Northern Rough-winged Swallows are monogamous and produce a single brood per year. The song of the male is a buzzy series of rapid notes, variously described as brrt, jrrr, or jee. The male sings near the nest, and the song may function to some degree in mate-guarding. Also, a series of high notes may be given during territorial chases and fights, usually by the male. Females give a variety of alarm notes. During courtship and territorial disputes, the rough outer primary feathers produce a whistled or a whirring sound. In courtship, males may pursue females with the pair periodically alighting together. Courtship in the species is not well documented.
Northern Rough-winged Swallows nest singly or in small colonies ranging from two to 25 pairs, often at the edges of a Bank Swallow colony. They nest in a variety of hollows or burrows, including drainpipes and crevices; under bridges; in gravel pits; and in banks of sand or clay—in short, just about any vertical surface containing cavities or crevices. They frequently nest in the abandoned burrows of other birds, including Bank Swallows, kingfishers, and sometimes in the burrows of mammals. Local distribution is heavily dependent on nestsite availability. During nest construction both sexes are aggressive to intruders. They will swoop at interlopers, which may lead to fights with face-to-face hovering and sparring, which sometimes result in grasping with feet and bills and descent to the ground. When perched near the nest, adults may give a threat display, crouching with head forward and mouth open.

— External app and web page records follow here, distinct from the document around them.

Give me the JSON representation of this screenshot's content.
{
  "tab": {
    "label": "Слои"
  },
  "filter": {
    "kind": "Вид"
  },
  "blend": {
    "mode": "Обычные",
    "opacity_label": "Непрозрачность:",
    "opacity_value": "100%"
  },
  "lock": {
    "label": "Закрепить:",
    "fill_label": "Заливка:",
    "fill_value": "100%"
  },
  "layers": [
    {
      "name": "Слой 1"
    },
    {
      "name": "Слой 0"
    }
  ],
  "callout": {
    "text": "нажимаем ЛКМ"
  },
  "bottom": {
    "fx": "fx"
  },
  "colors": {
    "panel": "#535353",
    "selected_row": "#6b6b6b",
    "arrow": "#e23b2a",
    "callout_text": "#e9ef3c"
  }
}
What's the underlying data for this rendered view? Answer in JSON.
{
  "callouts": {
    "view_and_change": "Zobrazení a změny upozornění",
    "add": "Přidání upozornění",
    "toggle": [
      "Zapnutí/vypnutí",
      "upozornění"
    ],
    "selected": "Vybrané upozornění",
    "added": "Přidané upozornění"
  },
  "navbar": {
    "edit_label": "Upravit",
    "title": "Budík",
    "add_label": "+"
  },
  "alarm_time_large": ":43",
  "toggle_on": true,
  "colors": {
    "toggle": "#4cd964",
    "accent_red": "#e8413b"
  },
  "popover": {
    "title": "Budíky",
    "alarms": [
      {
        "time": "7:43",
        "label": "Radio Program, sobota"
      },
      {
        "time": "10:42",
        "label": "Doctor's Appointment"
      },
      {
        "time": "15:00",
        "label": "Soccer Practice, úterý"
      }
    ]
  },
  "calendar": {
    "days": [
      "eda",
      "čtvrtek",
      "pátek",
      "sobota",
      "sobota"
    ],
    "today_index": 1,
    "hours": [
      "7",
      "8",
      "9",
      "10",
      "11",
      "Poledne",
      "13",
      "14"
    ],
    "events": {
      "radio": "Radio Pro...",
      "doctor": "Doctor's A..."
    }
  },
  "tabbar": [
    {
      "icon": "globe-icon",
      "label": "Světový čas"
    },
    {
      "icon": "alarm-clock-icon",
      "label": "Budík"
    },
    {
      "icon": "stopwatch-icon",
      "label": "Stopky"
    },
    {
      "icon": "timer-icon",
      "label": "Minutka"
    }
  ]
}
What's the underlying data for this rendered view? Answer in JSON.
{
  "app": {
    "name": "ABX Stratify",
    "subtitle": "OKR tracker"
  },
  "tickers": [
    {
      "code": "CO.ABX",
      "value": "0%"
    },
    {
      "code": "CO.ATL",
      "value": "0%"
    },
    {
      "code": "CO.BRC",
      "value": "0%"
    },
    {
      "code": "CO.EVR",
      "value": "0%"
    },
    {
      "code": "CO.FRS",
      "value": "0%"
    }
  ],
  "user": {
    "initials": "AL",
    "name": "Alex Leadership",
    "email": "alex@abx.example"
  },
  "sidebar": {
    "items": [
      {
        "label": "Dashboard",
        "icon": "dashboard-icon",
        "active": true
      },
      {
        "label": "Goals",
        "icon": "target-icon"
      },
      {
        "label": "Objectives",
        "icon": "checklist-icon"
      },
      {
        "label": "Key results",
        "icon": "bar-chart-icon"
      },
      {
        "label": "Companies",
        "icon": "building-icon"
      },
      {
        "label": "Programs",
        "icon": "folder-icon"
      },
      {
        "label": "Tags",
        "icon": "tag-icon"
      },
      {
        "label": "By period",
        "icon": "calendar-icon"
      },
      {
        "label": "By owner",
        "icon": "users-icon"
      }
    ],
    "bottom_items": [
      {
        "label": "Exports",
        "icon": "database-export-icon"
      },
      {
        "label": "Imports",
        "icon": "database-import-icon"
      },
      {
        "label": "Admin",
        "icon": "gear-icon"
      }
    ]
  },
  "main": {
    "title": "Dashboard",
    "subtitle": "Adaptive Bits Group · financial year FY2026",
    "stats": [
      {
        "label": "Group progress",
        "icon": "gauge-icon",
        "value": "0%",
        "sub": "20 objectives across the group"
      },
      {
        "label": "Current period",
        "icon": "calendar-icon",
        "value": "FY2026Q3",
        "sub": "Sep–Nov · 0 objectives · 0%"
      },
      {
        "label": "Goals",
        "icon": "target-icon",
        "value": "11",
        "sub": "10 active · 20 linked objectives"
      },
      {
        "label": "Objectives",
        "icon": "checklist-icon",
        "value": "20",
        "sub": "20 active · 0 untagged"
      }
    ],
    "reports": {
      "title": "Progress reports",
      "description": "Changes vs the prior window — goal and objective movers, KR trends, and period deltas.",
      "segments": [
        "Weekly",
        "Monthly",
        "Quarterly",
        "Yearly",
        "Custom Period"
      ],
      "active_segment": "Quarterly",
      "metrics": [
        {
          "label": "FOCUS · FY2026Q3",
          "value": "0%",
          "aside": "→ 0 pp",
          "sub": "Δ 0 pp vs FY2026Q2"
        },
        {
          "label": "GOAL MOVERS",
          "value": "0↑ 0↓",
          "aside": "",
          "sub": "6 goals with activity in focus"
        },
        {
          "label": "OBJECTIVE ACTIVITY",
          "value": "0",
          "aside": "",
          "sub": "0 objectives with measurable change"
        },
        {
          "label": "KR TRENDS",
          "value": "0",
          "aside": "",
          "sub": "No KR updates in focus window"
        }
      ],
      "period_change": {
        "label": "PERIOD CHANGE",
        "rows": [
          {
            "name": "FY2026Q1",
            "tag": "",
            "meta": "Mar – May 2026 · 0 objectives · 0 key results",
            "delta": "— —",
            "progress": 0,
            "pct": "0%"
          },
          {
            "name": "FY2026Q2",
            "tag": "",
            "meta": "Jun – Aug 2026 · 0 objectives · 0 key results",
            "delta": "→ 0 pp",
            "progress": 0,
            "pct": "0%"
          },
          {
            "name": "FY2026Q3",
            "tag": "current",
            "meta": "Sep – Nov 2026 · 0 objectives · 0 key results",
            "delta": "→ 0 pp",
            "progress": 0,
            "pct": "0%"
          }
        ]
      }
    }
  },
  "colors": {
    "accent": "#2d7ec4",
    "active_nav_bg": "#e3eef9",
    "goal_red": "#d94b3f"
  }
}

The female collects the nesting material from the ground and she alone builds the nest. The nest material is highly varied: twigs, grass, bark, moss, hair—anything that is available. The new nest may be built on the nest of the previous cavity user. The normal clutch is four to six white eggs, but clutch size is highly variable. Only the female develops a brood patch and she alone incubates the eggs for the 16 days until hatching. The chicks hatch helpless with eyes closed and they are covered in sparse down. The female broods the chicks for up to three weeks until they fledge; after the young fly from the nest, they seldom return. Both parents feed the chicks and continue to feed the young birds for several weeks after fledging. Eventually the young join flocks of adults to forage and roost.
Northern Rough-winged Swallows forage from dawn to dusk. They sweep low over the ground or water, hawking insects, which they sometimes take from the water surface. Their prey are almost exclusively flying insects. Sometimes they land to harvest particularly abundant prey, such as larvae feeding on dead fish. Primary insect prey includes flies, bees, and beetles.
Northern Rough-winged Swallow nests are depredated by snakes and many mammal species, including badgers, ground squirrels, and weasels. As early migrants, the swallows are subject to the vagaries of weather; young may starve if the weather is cold or rainy and flying insect populations are depressed. In some areas, only an estimated 10 % of returning migrants find suitable nest sites, and nest-site availability is doubtless a limiting factor in many populations. Breeding Bird Survey (BBS) data show varying periods of increase and decrease. Artificial burrows have proved successful, and the swallows’ use of man-made structures or road cuts for nesting is encouraging. The species is not listed as threatened anywhere within its range, and this bodes well for the future of Northern Rough-winged Swallows.
William E. Davis, Jr.